▶ _To do_
Scan the entries that follow and copy out every line containing "true".
..............................
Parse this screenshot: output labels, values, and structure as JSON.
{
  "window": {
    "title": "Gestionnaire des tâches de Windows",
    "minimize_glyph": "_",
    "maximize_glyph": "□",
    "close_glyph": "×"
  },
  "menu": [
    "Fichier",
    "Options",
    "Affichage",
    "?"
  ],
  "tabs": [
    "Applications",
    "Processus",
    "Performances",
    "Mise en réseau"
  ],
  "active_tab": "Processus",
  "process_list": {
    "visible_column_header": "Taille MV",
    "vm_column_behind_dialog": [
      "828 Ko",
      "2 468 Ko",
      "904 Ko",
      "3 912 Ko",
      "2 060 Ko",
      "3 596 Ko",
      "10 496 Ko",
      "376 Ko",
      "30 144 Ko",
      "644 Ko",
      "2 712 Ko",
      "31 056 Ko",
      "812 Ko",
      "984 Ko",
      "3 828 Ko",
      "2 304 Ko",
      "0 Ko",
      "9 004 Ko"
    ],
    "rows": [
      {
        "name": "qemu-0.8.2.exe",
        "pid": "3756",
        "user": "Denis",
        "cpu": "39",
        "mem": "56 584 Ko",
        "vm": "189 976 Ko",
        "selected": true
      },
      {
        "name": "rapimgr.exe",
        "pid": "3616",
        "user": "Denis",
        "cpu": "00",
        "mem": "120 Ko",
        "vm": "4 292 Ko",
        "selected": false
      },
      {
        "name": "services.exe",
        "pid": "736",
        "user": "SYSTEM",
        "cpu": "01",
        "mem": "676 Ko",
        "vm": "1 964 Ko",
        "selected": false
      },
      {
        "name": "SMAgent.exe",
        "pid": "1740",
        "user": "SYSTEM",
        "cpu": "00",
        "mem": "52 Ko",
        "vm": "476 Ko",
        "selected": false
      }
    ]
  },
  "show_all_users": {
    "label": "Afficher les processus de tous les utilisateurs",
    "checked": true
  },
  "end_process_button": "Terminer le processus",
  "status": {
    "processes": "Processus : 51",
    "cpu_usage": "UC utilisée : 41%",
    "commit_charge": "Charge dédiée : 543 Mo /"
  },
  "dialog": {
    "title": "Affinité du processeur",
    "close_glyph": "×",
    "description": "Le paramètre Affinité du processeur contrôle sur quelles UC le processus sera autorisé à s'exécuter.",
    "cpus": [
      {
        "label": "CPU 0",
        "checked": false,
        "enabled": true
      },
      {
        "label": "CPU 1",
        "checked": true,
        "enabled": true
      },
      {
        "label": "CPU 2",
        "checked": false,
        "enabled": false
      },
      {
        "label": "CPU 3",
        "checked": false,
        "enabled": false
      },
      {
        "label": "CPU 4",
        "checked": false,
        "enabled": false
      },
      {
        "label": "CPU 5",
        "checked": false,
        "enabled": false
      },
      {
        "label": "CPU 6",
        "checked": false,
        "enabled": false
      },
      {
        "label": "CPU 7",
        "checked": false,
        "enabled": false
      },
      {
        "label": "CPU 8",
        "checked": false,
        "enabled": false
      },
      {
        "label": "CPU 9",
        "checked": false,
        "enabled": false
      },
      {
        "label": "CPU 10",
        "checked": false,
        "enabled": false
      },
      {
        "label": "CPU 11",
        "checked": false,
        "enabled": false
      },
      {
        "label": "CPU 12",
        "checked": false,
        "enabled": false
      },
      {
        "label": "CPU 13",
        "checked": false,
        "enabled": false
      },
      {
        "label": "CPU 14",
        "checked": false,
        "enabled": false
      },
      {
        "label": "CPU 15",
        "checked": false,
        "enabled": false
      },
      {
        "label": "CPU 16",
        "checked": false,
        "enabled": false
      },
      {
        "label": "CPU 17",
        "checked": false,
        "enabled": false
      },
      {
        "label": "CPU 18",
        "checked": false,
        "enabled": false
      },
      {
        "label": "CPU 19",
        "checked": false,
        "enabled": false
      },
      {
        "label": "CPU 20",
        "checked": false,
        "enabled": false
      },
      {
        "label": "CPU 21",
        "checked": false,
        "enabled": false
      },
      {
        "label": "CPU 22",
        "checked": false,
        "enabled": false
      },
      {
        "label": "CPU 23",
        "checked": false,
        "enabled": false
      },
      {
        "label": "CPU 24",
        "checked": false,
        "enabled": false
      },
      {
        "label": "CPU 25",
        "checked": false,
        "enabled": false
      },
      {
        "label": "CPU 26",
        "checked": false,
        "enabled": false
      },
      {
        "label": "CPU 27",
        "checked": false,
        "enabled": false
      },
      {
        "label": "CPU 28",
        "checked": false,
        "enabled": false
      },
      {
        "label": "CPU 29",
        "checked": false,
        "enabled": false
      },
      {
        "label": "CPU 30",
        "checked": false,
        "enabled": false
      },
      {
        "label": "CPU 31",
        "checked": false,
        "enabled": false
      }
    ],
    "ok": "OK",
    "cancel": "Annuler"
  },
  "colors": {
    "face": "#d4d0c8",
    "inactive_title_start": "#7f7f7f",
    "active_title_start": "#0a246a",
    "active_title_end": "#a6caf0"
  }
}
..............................
▶ _Output for this task_
        "selected": true
    "checked": true
        "enabled": true
        "checked": true,
        "enabled": true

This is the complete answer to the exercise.